From UPSC perspective, the following things are important :
Prelims level : Ajit Singh , Pagri Sambhal Movement
Mains level : Farmers agitation since colonial times
As a part of the ongoing farmers’ protest, groups across the country have celebrated February 23 as ‘Pagri Sambhal Diwas’.
Try this PYQ:
Q.What was the immediate cause for the launch of the Swadeshi movement?
(a) The partition of Bengal done by Lord Curzon.
(b) A sentence of 18 months rigorous imprisonment imposed on Lokmanya Tilak.
(c) The arrest and deportation of Lala Lajpat Rai and Ajit Singh; and passing of the Punjab Colonization Bill.
(d) Death sentence pronounced on the Chapekar brothers.
Pagri Sambhaal Movement
- Pagrhi Sambhaal Jatta was a successful farm agitation that forced the British government to repeal three laws related to agriculture back in 1907.
- Bhagat Singh’s uncle Ajit Singh was the force behind this agitation, and he wanted to channel people’s anger over the farm laws to topple the colonial government.
What were the ‘three laws’?
- The three farm-related acts at the centre of the storm in 1907 were the Punjab Land Alienation Act 1900, the Punjab Land Colonization Act 1906 and the Doab Bari Act.
- These acts would reduce farmers from owners to contractors of land, and gave the British government the right to take back the allotted land if the farmer even touched a tree in his field without permission.
- Amid resentment against the laws, Bhagat Singh’s father Kishan Singh and uncle Ajit Singh, with their revolutionary friend Ghasita Ram, formed the Bharat Mata Society.
- It worked to mobilise this unrest into a revolt against the British government.
Repeal of the laws
- Ajit Singh persuaded Congress leader Lala Lajpat Rai to come on the stage during a rally in Lyallpur on March 3, 1907, to protest against the laws.
- On sensing the popular resentment, the British made a minor amendment to the laws.
- The agitation couldn’t remain non-violent.

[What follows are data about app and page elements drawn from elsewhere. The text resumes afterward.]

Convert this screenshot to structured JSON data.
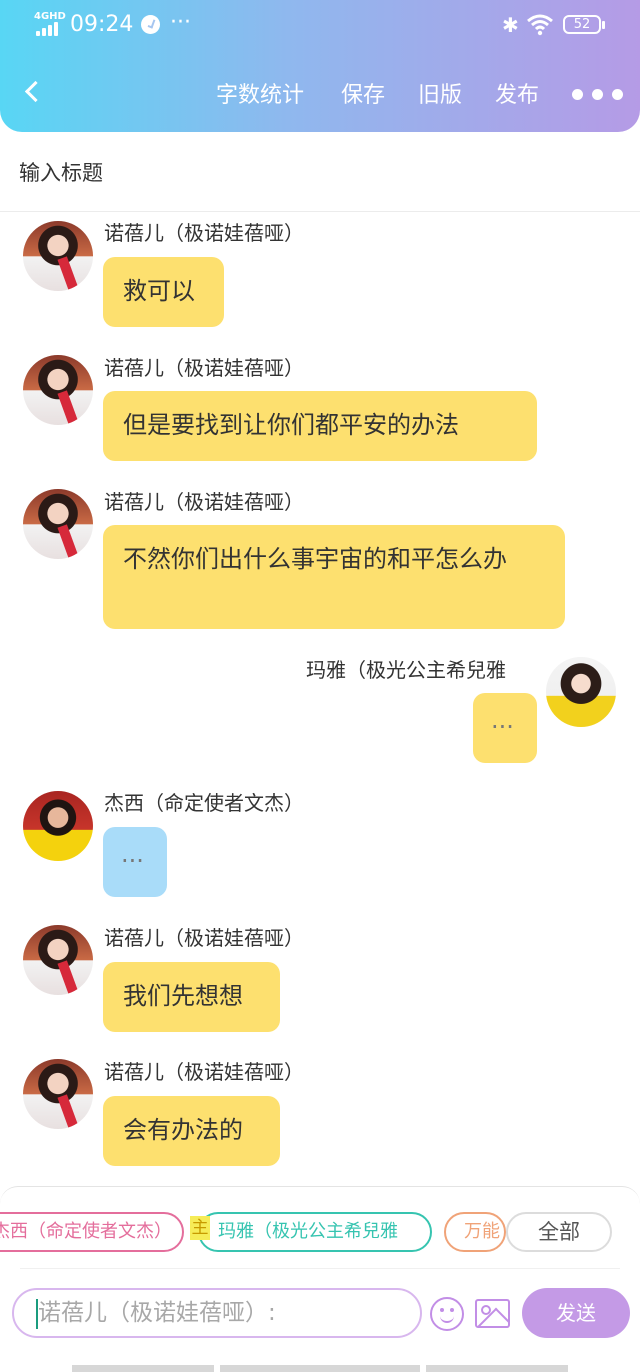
{
  "status_bar": {
    "network": "4GHD",
    "time": "09:24",
    "extra": "···",
    "battery": "52"
  },
  "toolbar": {
    "word_count": "字数统计",
    "save": "保存",
    "old_version": "旧版",
    "publish": "发布"
  },
  "title_placeholder": "输入标题",
  "messages": [
    {
      "speaker": "诺蓓儿（极诺娃蓓哑）",
      "text": "救可以"
    },
    {
      "speaker": "诺蓓儿（极诺娃蓓哑）",
      "text": "但是要找到让你们都平安的办法"
    },
    {
      "speaker": "诺蓓儿（极诺娃蓓哑）",
      "text": "不然你们出什么事宇宙的和平怎么办"
    },
    {
      "speaker": "玛雅（极光公主希兒雅",
      "text": "···"
    },
    {
      "speaker": "杰西（命定使者文杰）",
      "text": "···"
    },
    {
      "speaker": "诺蓓儿（极诺娃蓓哑）",
      "text": "我们先想想"
    },
    {
      "speaker": "诺蓓儿（极诺娃蓓哑）",
      "text": "会有办法的"
    }
  ],
  "role_chips": {
    "chip1": "杰西（命定使者文杰）",
    "main_tag": "主",
    "chip2": "玛雅（极光公主希兒雅",
    "chip3": "万能",
    "all": "全部"
  },
  "composer": {
    "placeholder": "诺蓓儿（极诺娃蓓哑）:",
    "send": "发送"
  },
  "colors": {
    "header_gradient_start": "#58d6f4",
    "header_gradient_end": "#b59be6",
    "bubble_yellow": "#fde06f",
    "bubble_blue": "#a9dcf9",
    "send_button": "#c49ae6"
  }
}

Ajit Singh was booked for sedition after his speech at a public meeting in Rawalpindi on April 21, 1921.
- Violence erupted soon afterwards and the British government repealed the three controversial laws in May 1907.